Anne Hidalgo, Mayor of Paris and C40 Chair, declared: “Cities are central in shaping a virtuous circle from the farm to the table, from the seed to the plate. As we are facing a climate crisis, I am convinced rethinking our approach on food is crucial for a long-term and perennial ecological transition. In Paris, we are working hand in hand with citizens, making sustainable, local and organic food the easy choice, combating food waste and ensuring we nourish both our city and the planet. Let’s make this commitment one of our biggest priorities as food is the essence of humanity.”
“Delivering a Global Green New Deal means taking a real stand against food waste – so that we feed people, not landfills,” said Mayor of Los Angeles and C40 Chair-Elect Eric Garcetti. “We’re committing to do our part to make healthy food more accessible, reduce waste, and save our planet.”
Frank Jensen, Lord Mayor of Copenhagen and C40 Vice Chair, said, “Healthy, organic meals for kids, youth, and elderly have long been a top priority in Copenhagen. With our new food strategy in Copenhagen, we further improve our climate friendly food efforts; greener food, less meat and less waste. Copenhagen therefore supports the C40 Good Food Declaration.”
Mayor of Guadalajara, Ismael Del Toro Castro, said: “In Mexico, more than 20 million tons of food are wasted each year, which significantly generate greenhouse gas emissions that contribute to the environmental catastrophe of the planet; therefore, in Guadalajara we are aligned with the actions to strengthen a sustainable culture with the creation of urban gardens in the city and the promotion of sustainable food systems that favour new, healthier consumption habits.”
Mayor of Stockholm, Anna König Jerlmyr, said: “In Stockholm more than 160 000 pupils are served meals in preschools and schools every day, and every year we buy more than 15 000 tonnes of food products. This gives us a great opportunity to set an example and influence the entire food system in Stockholm in a more sustainable direction. But it also means that we have a great responsibility to do so. We have already started this work by adopting the city’s first food strategy and we are determined to minimize the climate impact of food in our city.”

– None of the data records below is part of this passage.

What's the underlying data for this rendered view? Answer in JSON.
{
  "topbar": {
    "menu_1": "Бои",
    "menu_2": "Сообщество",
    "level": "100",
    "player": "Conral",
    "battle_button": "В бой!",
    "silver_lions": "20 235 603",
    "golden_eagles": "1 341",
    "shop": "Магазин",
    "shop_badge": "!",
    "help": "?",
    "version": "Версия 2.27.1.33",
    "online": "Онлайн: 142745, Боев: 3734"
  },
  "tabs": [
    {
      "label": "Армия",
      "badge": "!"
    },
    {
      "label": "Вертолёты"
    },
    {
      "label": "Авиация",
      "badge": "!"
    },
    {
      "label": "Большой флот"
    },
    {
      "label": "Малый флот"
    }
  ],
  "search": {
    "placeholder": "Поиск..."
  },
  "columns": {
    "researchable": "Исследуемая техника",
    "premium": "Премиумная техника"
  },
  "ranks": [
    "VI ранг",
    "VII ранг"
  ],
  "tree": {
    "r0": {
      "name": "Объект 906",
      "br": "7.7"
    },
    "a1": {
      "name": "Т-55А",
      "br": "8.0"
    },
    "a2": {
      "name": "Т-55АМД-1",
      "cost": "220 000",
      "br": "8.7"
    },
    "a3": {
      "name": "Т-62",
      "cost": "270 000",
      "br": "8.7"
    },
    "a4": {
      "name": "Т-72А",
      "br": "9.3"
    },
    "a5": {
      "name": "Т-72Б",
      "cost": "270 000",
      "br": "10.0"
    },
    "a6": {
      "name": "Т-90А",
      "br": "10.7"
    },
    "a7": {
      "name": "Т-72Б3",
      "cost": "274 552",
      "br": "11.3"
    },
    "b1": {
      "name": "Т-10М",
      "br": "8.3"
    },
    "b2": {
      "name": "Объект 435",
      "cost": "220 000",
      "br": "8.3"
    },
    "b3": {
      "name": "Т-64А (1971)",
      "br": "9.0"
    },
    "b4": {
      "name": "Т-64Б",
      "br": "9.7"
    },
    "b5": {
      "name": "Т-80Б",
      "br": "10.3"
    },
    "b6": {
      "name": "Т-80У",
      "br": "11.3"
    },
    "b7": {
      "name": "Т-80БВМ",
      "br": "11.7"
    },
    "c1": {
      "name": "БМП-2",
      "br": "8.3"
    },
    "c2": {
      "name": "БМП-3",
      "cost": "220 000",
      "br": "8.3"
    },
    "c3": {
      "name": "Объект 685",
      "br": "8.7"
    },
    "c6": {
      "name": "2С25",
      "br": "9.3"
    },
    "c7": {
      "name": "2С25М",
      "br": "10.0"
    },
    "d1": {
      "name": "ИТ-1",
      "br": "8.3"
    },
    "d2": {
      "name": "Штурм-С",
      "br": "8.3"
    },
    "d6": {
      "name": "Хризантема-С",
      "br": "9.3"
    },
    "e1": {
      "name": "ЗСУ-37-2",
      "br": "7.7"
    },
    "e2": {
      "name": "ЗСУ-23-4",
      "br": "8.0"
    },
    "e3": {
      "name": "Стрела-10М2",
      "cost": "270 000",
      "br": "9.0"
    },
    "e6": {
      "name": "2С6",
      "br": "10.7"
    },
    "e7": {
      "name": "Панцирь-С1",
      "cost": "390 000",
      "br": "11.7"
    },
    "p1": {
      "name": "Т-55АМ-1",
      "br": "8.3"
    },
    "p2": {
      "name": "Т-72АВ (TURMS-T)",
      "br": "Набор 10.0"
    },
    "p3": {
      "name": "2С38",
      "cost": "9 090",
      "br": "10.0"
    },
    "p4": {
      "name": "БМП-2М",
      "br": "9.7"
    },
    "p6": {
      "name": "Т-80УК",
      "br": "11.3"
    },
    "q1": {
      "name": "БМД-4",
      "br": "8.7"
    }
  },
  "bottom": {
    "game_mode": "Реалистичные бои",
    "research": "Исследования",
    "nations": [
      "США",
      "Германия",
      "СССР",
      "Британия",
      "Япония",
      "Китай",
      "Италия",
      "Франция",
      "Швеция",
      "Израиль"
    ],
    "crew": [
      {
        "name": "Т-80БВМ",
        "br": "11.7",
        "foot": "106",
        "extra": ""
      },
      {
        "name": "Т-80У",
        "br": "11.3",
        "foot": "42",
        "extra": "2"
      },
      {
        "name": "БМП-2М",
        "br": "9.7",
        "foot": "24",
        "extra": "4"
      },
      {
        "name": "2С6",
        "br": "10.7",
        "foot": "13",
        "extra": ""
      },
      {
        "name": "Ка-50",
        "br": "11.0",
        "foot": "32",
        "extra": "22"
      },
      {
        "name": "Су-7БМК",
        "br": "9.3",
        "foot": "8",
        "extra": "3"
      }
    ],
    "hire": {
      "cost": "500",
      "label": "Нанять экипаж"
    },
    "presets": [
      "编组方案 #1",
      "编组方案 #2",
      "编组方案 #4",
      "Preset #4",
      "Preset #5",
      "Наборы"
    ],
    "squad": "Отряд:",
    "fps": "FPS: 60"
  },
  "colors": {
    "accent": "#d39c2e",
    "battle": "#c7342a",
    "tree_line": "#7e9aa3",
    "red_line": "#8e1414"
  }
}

Yuriko Koike, Governor of Tokyo, said: “As a global megalopolis, Tokyo declared that it will seek to achieve the 1.5-degree goal and by 2050, become a ‘Zero Emission Tokyo’ that contributes to the world’s net-zero carbon emissions. Treating food with greater importance and respecting food culture, Tokyo is determined to work on countermeasures against food waste, approaching the issue in an ethical manner friendly to both people and the environment. As a vice-chair of C40, I will work hand in hand with cities of the world and stakeholders and advance the initiatives.”
Mayor of Toronto, John Tory, said: “Food plays a vital role in building healthy people, communities and cities. From our food and nutrition work to our procurement and waste reduction guidelines, Toronto has built a strong foundation in food policy and can help to play a leadership role in response to the global call for action on climate change and food systems transformation. The City of Toronto has made progress on reducing food waste and I’m confident that by sharing best practices between cities and working with our residents and businesses, we can do even more as we work together to address climate change.”
Shirley Rodrigues, London’s Deputy Mayor for Environment and Energy, said: “Tackling the climate emergency demands action at all levels – businesses, local authorities and other public sector bodies could increase the amount of sustainable food they provide. I look forward to working with other cities on our shared ambition to make the food system healthier for people and better for the planet.”
To celebrate the commitment of the “C40 Good Food Cities Declaration”, on Friday, October 11, local chefs and global C40 mayors will cook up fun, delicious and inexpensive plant-based meals while talking about how chefs and cities are responding to the challenge of transforming urban food systems.